total students at OSU-Cascades
increase in new first-year students
increase in new transfer students
Our newest Bend Beavs are part of a growing community of OSU-Cascades graduates — 4,430 alums strong — who are making a difference in fields from energy engineering to hospitality management.
students of color
of students are from Central Oregon
GPA (or higher) of 35%
of first-year students
Taw transferred from Central Oregon Community College to OSU-Cascades, where he is studying human development and family sciences. A member of the Confederated Tribes of Warm Springs, Taw was raised by a single mother and attended Madras High School. He worked with youth in drug and alcohol prevention and in fire prevention on the reservation, ran for elected office in the Simnasho District, and coached high school basketball and softball – but his academic journey stalled for two decades.
"Where I come from not many people take advantage of the opportunity to attend college," he said.
Before his mother passed away he promised her that he would earn his college degree. "Graduation to me means everything. I want to be an example for my kids, my community, and for everyone who has put off going back to school for whatever reason. I want Native Americans everywhere to know that college is an option for them regardless of the current situation they may find themselves in. I am proof that no matter what age, you can earn a college degree as long as you put in the time and effort.”
When he earns his bachelor’s degree in 2021, he’ll be 42. He hopes to continue on to graduate school to earn a master’s in teaching and one day teach physical education.
Jane grew up in Wisconsin, nearly 2,000 miles away from Oregon, but the Beaver State always drew her. The first-year student followed her intuition and landed at OSU-Cascades this fall. Not even the pandemic has dissuaded her from embracing her new college life.
“I wanted to venture out into the world and prove myself as an adult. It would have been one of my biggest regrets if I chose to stay home, especially after seeing how COVID-19 has played out for friends back home.”

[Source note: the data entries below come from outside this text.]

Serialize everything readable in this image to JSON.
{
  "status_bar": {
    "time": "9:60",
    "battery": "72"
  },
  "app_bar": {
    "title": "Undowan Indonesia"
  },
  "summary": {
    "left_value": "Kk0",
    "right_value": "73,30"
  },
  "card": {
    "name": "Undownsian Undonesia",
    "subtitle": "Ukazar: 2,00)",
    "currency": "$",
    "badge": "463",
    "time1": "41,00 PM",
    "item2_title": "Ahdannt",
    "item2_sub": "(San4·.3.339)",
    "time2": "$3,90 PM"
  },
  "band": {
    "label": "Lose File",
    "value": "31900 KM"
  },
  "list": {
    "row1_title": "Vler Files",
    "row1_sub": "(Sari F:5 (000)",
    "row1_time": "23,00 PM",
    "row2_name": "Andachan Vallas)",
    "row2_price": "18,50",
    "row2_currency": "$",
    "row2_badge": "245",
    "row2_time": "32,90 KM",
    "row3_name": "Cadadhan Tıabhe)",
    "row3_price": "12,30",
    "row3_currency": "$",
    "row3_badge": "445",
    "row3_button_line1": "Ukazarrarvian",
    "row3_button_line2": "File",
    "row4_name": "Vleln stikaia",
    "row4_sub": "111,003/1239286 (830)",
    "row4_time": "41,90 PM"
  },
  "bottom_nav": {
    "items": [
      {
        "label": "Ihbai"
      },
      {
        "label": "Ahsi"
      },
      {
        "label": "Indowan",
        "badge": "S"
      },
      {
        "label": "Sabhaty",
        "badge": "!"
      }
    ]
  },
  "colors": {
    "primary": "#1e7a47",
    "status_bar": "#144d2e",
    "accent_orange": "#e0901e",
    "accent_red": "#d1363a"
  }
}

The business major is taking advantage of opportunities that get her out into the world, even virtually for now, to learn about the economy and prepare her to one day lead a business of her own. She also participates in the TRACE OSU campus prevalence testing project, seeing it as a way to contribute to a campus that can one day open for in-person classes again.
“Going to college during a pandemic has become my new normal,” she said. “I am appreciative for the perspective I’m gaining.”